Please state in a single number how many lines of the entries below include the word "title".

Web page and app entries

————

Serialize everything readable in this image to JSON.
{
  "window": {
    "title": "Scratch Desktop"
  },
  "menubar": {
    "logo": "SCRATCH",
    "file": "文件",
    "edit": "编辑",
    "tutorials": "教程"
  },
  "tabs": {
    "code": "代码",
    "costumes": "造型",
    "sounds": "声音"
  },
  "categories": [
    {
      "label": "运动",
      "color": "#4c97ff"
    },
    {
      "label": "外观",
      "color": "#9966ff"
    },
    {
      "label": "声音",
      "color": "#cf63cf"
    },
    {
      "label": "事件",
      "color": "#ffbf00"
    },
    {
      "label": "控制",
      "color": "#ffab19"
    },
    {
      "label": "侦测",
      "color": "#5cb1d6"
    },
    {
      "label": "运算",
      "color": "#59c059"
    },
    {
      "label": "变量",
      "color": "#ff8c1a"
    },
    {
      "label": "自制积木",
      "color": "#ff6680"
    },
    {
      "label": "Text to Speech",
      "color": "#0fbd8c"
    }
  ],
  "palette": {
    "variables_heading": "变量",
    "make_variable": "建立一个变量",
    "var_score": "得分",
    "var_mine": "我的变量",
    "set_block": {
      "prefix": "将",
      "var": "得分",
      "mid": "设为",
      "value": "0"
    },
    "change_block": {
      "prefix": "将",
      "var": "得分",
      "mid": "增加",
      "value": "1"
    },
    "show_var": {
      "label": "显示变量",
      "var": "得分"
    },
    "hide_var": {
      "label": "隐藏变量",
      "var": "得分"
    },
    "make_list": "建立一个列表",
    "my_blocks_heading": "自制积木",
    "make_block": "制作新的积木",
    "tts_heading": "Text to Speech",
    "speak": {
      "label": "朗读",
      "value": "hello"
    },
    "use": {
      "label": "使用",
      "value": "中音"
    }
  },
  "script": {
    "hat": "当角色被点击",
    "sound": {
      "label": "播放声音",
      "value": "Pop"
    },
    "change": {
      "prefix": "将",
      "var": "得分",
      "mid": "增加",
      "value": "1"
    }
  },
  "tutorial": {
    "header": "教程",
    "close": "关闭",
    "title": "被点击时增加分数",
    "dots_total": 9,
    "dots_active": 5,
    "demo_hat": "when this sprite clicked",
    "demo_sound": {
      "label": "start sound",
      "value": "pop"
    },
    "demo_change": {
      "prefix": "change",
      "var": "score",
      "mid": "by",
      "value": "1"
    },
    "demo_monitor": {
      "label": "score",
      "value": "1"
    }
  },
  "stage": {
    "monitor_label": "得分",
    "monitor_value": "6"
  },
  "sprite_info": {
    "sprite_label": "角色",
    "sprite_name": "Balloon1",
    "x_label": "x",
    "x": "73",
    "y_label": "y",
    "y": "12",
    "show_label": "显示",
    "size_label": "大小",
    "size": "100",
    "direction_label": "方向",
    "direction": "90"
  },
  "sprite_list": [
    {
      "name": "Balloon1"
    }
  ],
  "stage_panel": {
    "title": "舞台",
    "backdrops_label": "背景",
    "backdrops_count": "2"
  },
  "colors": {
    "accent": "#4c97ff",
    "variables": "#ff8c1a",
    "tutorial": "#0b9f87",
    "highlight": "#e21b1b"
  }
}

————

_Written solution_: 3